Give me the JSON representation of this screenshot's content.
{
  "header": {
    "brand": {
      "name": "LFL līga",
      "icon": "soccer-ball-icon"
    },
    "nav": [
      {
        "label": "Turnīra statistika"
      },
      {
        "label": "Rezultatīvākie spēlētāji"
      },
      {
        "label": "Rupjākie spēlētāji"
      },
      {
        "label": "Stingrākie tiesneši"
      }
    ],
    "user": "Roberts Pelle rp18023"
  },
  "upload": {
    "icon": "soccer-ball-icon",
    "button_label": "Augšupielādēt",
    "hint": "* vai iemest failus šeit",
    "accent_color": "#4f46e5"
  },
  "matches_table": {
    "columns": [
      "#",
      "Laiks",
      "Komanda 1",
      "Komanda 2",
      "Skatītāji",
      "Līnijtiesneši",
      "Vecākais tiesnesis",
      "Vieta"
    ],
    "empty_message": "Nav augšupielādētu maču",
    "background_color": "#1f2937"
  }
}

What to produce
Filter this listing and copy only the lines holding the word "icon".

Exercise answer
      "icon": "soccer-ball-icon"
    "icon": "soccer-ball-icon",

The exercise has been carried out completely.